12. There are also several forms that you can fill out within FastLane.
a. Budget. You must enter exactly the numbers you've had approved by ORA. Your ORA grants specialist can help you figure out which costs go on which lines of the budget. Do not forget to upload your budget justification.
b. Support. In addition to any other current and pending grants your PI has, be sure that this proposal is listed as a pending proposal for both you and your advisor. And of course, if you have other grants, be sure to list them as well.
c. Facilities, Equipment and Other Resources. This can be filled out in the form, or you can upload a file with the same categories. It is likely that your advisor already has this information prepared from other proposals, and may even enter it into the proposal for you.
13. Once you have uploaded all required files and supplementary documents, and filled out all the remaining forms, double-check that the cover sheet is completely filled out, and then ask your ORA grants specialist to review your proposal.

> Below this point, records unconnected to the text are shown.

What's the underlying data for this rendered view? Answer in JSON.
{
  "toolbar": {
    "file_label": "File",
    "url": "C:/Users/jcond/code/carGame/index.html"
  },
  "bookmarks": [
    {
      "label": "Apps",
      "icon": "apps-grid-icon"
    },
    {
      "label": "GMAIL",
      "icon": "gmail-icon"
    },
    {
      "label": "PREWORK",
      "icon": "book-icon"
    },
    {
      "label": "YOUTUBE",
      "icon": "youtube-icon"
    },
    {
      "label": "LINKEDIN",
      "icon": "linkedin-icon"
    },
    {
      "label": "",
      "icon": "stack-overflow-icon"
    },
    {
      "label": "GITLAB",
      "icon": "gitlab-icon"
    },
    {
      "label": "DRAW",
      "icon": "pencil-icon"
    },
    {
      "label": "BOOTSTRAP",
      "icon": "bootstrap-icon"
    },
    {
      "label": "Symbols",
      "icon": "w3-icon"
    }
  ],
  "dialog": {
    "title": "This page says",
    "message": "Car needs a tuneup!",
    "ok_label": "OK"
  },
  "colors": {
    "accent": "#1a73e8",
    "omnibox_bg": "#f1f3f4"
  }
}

14. Once you have fixed any problems your ORA grants specialist finds, and your proposal has been approved for submission, change the proposal setting in the FastLane main menu to "allow SRO access". [Login to FastLane, select the proposal, and then click the "SRO Access" button to set the SRO access level.]
15. Login one last time and download a copy of the entire submission by selecting the print function, and choosing "entire proposal", which will allow you to save a pdf file of the whole thing.
16. Contact your ORA grants specialist, and ask them to submit the proposal. Do make sure you receive confirmation by 5pm of the deadline date that the proposal has been submitted.
17. Thank your advisor and your ORA grants specialist.
18. Do not re-read your proposal until after you've heard the results of the review process. You'll just notice typos and errors and get all stressed out.
19. Take yourself out for a celebratory drink.
[Last updated 11 September 2015]